Sotheby's London, 5th November 2008, lot 541 (part lot).
Bo Gyllensvärd, Chinese Ceramics in the Carl Kempe Collection, Stockholm, 1964, pl. 13.
Oriental Ceramics. The World's Great Collections: Museum of Far Eastern Antiquities, Stockholm, vol. 8, Tokyo, 1982, pl. 21.
Chinese Ceramic Treasures. A Selection from the Ulricehamn East Asian Museum, Including the Carl Kempe Collection, Ulricehamn, 2002, pl. 236.
Bo Gyllensvärd，《Chinese Ceramics in the Carl Kempe Collection》，斯德哥爾摩，1964年，圖版13
This irresistibly modelled owl vessel, its surface textured by stamping, pricking and incising, is a rare individually fashioned example from kilns in the Yue region of northern Zhejiang, which otherwise tended to produce in quantity. Gyllensvärd duly featured it in one of the very few large illustrations in his catalogue.
See a related Yue celadon 'owl' vessel and cover, attributed to the Western Jin dynasty, illustrated in Special Exhibition of Early Chinese Greenware: Principally Yueh Ware, National Museum of History, Taipei, 1996, pl. 42; it has a taller and more robust body, but the glaze is not as lustrous as the present piece.
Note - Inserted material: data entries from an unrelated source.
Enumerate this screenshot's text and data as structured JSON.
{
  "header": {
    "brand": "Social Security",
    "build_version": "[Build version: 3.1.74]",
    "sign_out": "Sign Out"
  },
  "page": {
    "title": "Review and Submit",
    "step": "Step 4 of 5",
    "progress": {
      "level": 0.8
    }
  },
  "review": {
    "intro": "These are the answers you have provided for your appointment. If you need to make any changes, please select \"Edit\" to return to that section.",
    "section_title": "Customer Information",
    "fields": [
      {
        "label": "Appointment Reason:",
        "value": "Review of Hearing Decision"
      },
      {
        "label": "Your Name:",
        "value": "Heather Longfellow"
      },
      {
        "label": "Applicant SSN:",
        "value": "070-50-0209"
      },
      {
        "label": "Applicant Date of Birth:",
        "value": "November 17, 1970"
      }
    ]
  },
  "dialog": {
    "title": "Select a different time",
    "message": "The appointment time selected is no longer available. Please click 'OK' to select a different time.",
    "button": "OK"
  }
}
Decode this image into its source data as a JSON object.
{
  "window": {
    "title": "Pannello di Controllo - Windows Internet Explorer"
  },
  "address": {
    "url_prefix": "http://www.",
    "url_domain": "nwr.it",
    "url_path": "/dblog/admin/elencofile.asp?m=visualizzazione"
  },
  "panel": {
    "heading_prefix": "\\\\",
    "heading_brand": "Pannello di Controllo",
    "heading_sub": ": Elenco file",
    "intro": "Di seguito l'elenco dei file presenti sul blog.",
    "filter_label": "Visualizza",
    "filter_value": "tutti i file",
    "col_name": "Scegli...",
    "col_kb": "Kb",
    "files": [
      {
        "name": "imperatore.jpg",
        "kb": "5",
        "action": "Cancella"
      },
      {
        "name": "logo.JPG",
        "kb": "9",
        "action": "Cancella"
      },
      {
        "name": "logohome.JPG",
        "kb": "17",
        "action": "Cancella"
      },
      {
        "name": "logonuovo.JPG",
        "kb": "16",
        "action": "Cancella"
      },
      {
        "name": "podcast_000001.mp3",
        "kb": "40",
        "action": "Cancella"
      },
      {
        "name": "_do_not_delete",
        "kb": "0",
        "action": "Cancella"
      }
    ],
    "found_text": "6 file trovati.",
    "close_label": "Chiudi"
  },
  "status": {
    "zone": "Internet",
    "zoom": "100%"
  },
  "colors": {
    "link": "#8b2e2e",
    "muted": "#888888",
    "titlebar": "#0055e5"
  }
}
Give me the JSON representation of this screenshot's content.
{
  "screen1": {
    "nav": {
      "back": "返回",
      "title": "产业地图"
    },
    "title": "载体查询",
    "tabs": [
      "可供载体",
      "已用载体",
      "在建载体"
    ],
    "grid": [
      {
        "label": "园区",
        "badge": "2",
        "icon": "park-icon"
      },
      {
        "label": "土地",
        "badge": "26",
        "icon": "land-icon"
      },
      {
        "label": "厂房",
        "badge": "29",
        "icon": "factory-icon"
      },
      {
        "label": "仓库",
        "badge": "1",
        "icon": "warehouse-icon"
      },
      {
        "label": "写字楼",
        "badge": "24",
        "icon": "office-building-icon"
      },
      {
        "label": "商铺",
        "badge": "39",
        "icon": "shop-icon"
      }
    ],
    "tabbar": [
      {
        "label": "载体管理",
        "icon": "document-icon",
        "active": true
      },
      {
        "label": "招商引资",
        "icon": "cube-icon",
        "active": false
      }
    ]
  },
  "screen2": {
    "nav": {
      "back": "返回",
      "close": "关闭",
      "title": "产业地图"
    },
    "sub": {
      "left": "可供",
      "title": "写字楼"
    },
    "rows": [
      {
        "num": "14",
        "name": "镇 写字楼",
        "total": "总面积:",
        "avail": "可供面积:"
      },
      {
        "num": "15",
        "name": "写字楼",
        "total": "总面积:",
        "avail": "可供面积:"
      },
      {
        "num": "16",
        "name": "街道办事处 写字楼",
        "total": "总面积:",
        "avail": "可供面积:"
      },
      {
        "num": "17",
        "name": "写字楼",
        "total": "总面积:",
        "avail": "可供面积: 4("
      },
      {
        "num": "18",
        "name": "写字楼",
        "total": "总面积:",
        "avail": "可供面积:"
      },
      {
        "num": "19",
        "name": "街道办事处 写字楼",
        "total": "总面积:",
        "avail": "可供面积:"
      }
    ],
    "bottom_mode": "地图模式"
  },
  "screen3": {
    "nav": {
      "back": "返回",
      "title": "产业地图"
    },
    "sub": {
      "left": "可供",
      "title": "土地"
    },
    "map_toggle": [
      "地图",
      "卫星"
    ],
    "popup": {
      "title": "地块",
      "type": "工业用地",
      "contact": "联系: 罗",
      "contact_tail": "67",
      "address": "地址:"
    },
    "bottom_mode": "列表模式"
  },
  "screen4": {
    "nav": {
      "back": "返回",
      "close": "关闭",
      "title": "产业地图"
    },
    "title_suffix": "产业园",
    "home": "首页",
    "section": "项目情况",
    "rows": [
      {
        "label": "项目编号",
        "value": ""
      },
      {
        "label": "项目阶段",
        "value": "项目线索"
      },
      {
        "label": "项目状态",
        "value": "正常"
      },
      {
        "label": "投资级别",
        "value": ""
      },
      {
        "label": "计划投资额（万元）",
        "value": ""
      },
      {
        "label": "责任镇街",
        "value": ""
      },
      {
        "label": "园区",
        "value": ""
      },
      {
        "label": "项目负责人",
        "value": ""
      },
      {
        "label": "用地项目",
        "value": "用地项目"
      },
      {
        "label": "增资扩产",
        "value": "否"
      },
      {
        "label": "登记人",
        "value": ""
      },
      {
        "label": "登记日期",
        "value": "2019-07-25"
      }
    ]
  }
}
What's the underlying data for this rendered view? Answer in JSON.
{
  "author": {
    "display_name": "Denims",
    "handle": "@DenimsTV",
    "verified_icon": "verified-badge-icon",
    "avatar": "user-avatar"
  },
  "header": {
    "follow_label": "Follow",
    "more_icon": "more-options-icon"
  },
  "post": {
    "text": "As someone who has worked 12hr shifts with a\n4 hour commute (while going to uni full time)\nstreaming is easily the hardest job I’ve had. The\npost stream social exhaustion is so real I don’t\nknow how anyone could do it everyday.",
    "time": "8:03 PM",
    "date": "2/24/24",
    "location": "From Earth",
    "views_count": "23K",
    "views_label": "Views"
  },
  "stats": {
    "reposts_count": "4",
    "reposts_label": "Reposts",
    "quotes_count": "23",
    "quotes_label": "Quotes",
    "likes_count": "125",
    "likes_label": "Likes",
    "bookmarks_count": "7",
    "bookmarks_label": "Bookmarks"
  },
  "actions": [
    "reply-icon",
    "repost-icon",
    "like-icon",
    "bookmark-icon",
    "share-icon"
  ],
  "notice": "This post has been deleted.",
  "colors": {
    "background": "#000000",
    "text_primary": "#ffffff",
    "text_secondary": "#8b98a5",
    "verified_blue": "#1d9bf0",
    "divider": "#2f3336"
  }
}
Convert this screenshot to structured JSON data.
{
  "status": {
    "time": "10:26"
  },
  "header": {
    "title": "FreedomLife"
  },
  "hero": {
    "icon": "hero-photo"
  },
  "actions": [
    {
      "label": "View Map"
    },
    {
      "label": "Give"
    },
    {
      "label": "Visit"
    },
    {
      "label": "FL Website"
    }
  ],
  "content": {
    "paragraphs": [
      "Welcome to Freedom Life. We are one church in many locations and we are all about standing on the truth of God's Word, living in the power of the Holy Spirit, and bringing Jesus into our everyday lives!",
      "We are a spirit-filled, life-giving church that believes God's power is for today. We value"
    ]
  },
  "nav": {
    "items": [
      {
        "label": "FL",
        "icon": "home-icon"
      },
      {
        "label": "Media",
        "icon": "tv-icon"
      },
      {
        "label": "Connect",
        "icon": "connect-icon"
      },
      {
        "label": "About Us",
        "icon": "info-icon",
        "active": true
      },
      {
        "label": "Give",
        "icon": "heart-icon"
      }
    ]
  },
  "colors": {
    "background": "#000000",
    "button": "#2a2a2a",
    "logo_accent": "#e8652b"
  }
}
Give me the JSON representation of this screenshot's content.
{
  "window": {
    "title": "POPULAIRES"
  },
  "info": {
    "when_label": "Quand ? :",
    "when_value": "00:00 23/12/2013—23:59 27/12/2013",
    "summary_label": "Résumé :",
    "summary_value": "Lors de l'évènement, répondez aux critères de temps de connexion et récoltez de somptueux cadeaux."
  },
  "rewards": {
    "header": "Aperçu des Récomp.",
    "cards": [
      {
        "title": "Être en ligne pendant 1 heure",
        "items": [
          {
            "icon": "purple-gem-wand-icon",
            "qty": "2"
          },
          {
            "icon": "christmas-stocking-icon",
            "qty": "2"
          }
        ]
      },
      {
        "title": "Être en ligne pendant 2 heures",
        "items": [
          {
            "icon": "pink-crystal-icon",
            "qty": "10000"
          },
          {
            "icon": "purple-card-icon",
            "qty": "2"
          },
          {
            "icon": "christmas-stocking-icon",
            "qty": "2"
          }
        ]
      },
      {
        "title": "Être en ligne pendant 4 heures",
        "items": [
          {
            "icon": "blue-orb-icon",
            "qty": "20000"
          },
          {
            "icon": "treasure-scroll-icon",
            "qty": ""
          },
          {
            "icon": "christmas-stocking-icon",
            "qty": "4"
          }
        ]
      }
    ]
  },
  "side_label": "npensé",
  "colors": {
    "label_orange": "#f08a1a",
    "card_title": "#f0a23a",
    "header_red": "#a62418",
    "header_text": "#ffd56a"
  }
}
The author mentions that the 'owl' form has long been recorded in China since the Neolithic period, for example, a Yangshao culture owl-shaped pottery vessel unearthed in Shaanxi. The present 'owl' vessel possibly also draws inspiration from archaic bronze wine vessels, zun, from the Shang (16th century-c.1046 BC) and Western Zhou (c.1046-771 BC) dynasties, where owl form and motifs were common and widespread. Compare also a Yue celadon 'beast' vessel, recovered from a Westen Jin tomb dated to year 302 and now preserved in the Nanjing Museum. Both Western Jin vessels mentioned above have feet or talons applied several centimetres above the flat base, and are decorated with similar loop handles; these two particular decorative features can also be found in the present piece.
本鴞形蓋盒別緻精巧，器面挑劃羽翼紋飾，並壓印圈紋。本品獨具一格，實為浙北越窰珍罕佳作，同類器物應為數不多。瑞典學者 Bo Gyllensvärd 亦於1964年圖錄中，少見地刊載鴞形蓋盒的大型插圖。